Living in Colorado, a backpack carrier for our kiddo is a must. We knew we wanted something easy to transport to the mountains for an afternoon jaunt, but it also needed to be sturdy and comfortable enough for long hikes and camping trips. The Deuter Kid Comfort Air meets all of our requirements and more.
After months of deciphering manuals for cribs, shelves, and strollers, my husband was excited to learn that this carrier was ready to roll right out of the box. And I was happy to learn how light it is. Although it’s quite sizable (26”x15”x13”), it weighs less than 6 pounds!
A backpack carrier is an investment, so we hoped to find something that would survive long after baby number one. Thankfully, the Kid Comfort Air is built to last. At first glance it’s easy to see that the contoured straps are sufficiently padded, the air mesh lining is taut and tightly woven, and the sturdy buckles, latches, and zippers are up-to-par with any reputable outdoor gear. Plus the ripstop fabric is nearly indestructible, and as a bonus the granite/emerald color combo we chose is classic, gender neutral, and downright snazzy.
The nice thing is that this carrier is as simple as it is attractive. After a few quick strap adjustments, I pop out the kickstand, latch our little girl into the harness, and we’re ready to go. The setup is so speedy thanks to one truly impressive feat—the adjustable straps. The shoulder straps can be adjusted to fit torsos 15-21” and the belt fits waists 24-54”. My husband is a foot taller than I am and we can both use this carrier without any difficulty (something I can’t say often). Most importantly, the straps that keep our baby safe are adjustable and feature bright yellow latches, so it’s easy for us to see that they’re all buckled and snapped properly before lift-off. These safety latches include a harness, side adjustment straps, and a simple side opening strap that allows you to place your child in from the side or, if she’s walking and feeling independent, to step in on her own. We found most of these straps and buckles to be relatively intuitive, but to overcome any confusion Deuter has created a helpful video and FAQ page online.

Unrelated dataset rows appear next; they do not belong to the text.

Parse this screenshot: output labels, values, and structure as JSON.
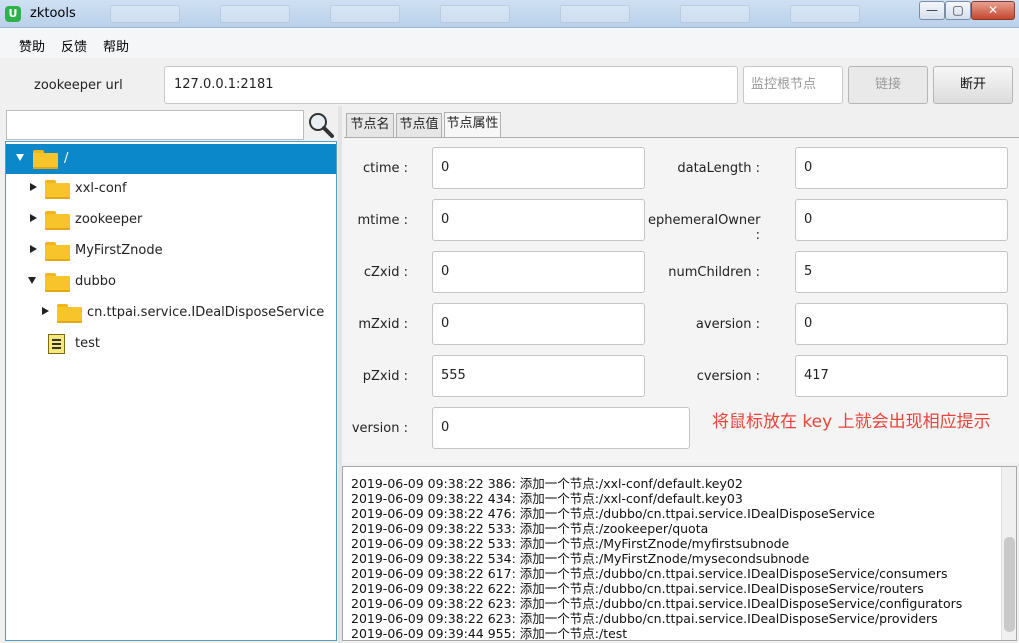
{
  "window": {
    "title": "zktools",
    "app_icon": "U",
    "minimize_glyph": "—",
    "maximize_glyph": "▢",
    "close_glyph": "✕"
  },
  "menu": [
    "赞助",
    "反馈",
    "帮助"
  ],
  "connection": {
    "url_label": "zookeeper url",
    "url_value": "127.0.0.1:2181",
    "root_placeholder": "监控根节点",
    "connect_label": "链接",
    "disconnect_label": "断开"
  },
  "tree": {
    "items": [
      {
        "label": "/",
        "expanded": true,
        "selected": true,
        "icon": "folder-icon"
      },
      {
        "label": "xxl-conf",
        "expanded": false,
        "icon": "folder-icon"
      },
      {
        "label": "zookeeper",
        "expanded": false,
        "icon": "folder-icon"
      },
      {
        "label": "MyFirstZnode",
        "expanded": false,
        "icon": "folder-icon"
      },
      {
        "label": "dubbo",
        "expanded": true,
        "icon": "folder-icon"
      },
      {
        "label": "cn.ttpai.service.IDealDisposeService",
        "expanded": false,
        "icon": "folder-icon"
      },
      {
        "label": "test",
        "icon": "file-icon"
      }
    ]
  },
  "tabs": [
    "节点名",
    "节点值",
    "节点属性"
  ],
  "active_tab": "节点属性",
  "properties": {
    "ctime": {
      "label": "ctime :",
      "value": "0"
    },
    "mtime": {
      "label": "mtime :",
      "value": "0"
    },
    "cZxid": {
      "label": "cZxid :",
      "value": "0"
    },
    "mZxid": {
      "label": "mZxid :",
      "value": "0"
    },
    "pZxid": {
      "label": "pZxid :",
      "value": "555"
    },
    "version": {
      "label": "version :",
      "value": "0"
    },
    "dataLength": {
      "label": "dataLength :",
      "value": "0"
    },
    "ephemeralOwner": {
      "label": "ephemeralOwner :",
      "value": "0"
    },
    "numChildren": {
      "label": "numChildren :",
      "value": "5"
    },
    "aversion": {
      "label": "aversion :",
      "value": "0"
    },
    "cversion": {
      "label": "cversion :",
      "value": "417"
    }
  },
  "hint": "将鼠标放在 key 上就会出现相应提示",
  "hint_color": "#e8443a",
  "selection_color": "#0a88c9",
  "log": [
    "2019-06-09 09:38:22 386: 添加一个节点:/xxl-conf/default.key02",
    "2019-06-09 09:38:22 434: 添加一个节点:/xxl-conf/default.key03",
    "2019-06-09 09:38:22 476: 添加一个节点:/dubbo/cn.ttpai.service.IDealDisposeService",
    "2019-06-09 09:38:22 533: 添加一个节点:/zookeeper/quota",
    "2019-06-09 09:38:22 533: 添加一个节点:/MyFirstZnode/myfirstsubnode",
    "2019-06-09 09:38:22 534: 添加一个节点:/MyFirstZnode/mysecondsubnode",
    "2019-06-09 09:38:22 617: 添加一个节点:/dubbo/cn.ttpai.service.IDealDisposeService/consumers",
    "2019-06-09 09:38:22 622: 添加一个节点:/dubbo/cn.ttpai.service.IDealDisposeService/routers",
    "2019-06-09 09:38:22 623: 添加一个节点:/dubbo/cn.ttpai.service.IDealDisposeService/configurators",
    "2019-06-09 09:38:22 623: 添加一个节点:/dubbo/cn.ttpai.service.IDealDisposeService/providers",
    "2019-06-09 09:39:44 955: 添加一个节点:/test"
  ]
}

As the video and FAQs point out, you can put on and take off the Kid Comfort Air by yourself. Personally I find it much easier to have a helping hand, but my husband is able to take it on and off without much assistance. However, we’ve taken the carrier on a couple of short, easy hikes and have been impressed by how long we can wear it without needing to rest or transfer the carrier back and forth. Other than our wee one wiggling around, it’s not too unlike carrying a camping pack. It’s stable and comfortable, and because the straps are all comprised of dense foam layers, neither of us has experienced any chafing or rubbing. I also love the mesh frame that rests against my back, which prevents my jacket from riding up and provides great ventilation.

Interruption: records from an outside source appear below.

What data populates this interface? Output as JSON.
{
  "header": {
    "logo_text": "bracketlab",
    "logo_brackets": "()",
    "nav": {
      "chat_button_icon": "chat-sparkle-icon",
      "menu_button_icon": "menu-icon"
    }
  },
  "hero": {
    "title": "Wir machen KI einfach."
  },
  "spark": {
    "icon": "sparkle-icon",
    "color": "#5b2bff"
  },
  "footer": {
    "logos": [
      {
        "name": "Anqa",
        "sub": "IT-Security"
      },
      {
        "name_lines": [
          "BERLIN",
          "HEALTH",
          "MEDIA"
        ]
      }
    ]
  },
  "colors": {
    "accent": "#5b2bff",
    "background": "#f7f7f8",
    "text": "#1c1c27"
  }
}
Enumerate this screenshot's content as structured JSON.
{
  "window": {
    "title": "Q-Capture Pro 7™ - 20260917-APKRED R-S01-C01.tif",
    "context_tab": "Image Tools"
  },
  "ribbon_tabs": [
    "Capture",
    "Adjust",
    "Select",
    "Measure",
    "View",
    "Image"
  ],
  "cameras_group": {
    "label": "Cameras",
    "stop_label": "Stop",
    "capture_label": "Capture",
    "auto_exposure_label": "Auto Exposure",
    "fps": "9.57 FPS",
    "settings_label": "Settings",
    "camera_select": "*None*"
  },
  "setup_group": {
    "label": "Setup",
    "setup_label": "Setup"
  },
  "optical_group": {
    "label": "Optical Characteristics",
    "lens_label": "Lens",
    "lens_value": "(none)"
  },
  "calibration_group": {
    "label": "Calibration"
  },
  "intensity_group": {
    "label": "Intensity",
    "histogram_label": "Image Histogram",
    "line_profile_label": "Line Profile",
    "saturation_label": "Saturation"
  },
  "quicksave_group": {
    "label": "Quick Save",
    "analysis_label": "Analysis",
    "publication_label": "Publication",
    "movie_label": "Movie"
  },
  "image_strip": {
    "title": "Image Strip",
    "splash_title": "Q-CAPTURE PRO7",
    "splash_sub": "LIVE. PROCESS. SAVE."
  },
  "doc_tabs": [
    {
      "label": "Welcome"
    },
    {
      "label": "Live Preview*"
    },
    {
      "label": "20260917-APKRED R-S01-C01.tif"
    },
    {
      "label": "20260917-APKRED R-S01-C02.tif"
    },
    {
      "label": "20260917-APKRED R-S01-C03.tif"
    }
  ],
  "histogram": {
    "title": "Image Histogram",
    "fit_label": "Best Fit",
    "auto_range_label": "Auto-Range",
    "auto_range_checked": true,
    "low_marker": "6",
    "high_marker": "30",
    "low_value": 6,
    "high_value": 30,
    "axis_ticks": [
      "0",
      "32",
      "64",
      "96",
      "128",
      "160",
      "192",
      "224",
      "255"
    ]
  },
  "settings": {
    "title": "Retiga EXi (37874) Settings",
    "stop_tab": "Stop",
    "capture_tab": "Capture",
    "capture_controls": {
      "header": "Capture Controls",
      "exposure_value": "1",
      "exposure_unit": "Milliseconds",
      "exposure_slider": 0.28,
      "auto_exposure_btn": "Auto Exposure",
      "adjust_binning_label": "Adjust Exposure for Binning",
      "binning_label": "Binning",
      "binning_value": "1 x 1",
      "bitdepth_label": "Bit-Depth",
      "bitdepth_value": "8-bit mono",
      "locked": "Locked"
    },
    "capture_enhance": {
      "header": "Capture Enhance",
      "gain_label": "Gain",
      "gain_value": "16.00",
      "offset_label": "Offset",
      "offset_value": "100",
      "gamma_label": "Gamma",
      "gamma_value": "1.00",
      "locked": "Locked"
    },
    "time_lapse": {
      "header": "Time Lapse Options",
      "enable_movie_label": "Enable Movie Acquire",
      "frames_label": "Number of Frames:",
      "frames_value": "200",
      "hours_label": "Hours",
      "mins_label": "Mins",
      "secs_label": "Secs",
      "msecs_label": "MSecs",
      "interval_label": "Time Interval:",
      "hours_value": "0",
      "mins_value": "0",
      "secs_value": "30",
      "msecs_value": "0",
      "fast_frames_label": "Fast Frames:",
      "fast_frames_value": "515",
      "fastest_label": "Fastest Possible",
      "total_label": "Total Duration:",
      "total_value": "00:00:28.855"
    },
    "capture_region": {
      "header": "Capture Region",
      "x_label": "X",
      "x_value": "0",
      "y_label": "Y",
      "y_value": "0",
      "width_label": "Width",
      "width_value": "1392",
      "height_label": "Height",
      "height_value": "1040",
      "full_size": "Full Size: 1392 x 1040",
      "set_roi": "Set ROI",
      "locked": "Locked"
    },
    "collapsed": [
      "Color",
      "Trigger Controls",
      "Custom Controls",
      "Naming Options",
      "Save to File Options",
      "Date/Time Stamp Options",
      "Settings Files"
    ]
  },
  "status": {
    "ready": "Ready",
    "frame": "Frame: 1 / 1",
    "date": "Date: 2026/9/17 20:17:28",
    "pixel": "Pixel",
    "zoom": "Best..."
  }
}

Of course, the carrier isn’t all about mom and dad; our little girl enjoys her outdoor treks in her new perch as much as we do. The headrest, seat, and straps are all extremely cushy and haven’t caused any rubbing or discomfort. The padded chin rest is also soft enough for her to rest her face on, and it’s removable and machine washable. There are even enough pockets and pouches to carry her favorite toys and a few snacks.
Our daughter is 13 months old, and we’re happy that this carrier will grow with her until she’s big enough to conquer a trail on her own two feet. Deuter says the carrier is safe for babies as soon as they’re more than 16 pounds and holding their heads up well (about six months) and the seat height is adjustable so it can grow to fit kids up to 40 pounds.
Deuter really was thoughtful about perfecting this carrier—from the safety straps and comfort features (for parents and baby) to the sweet little teddy bear tucked into the mesh pocket, I don’t think they missed a single detail. This isn’t a carrier that I would use to tote my little one around the mall or to use for an afternoon stroll downtown. That’s not to say you couldn’t use it as a daily carrying device, but it’s big enough that you’d certainly run the risk of knocking down a display or two trying to maneuver through a grocery store. However, I think the Kid Comfort Air is perfect for using it as intended: A safe and comfortable way to share your outdoor adventures with your growing baby. As far as backpack-style carriers go, I consider this one a winner for the outdoorsy crowd!
To buy: Available spring 2014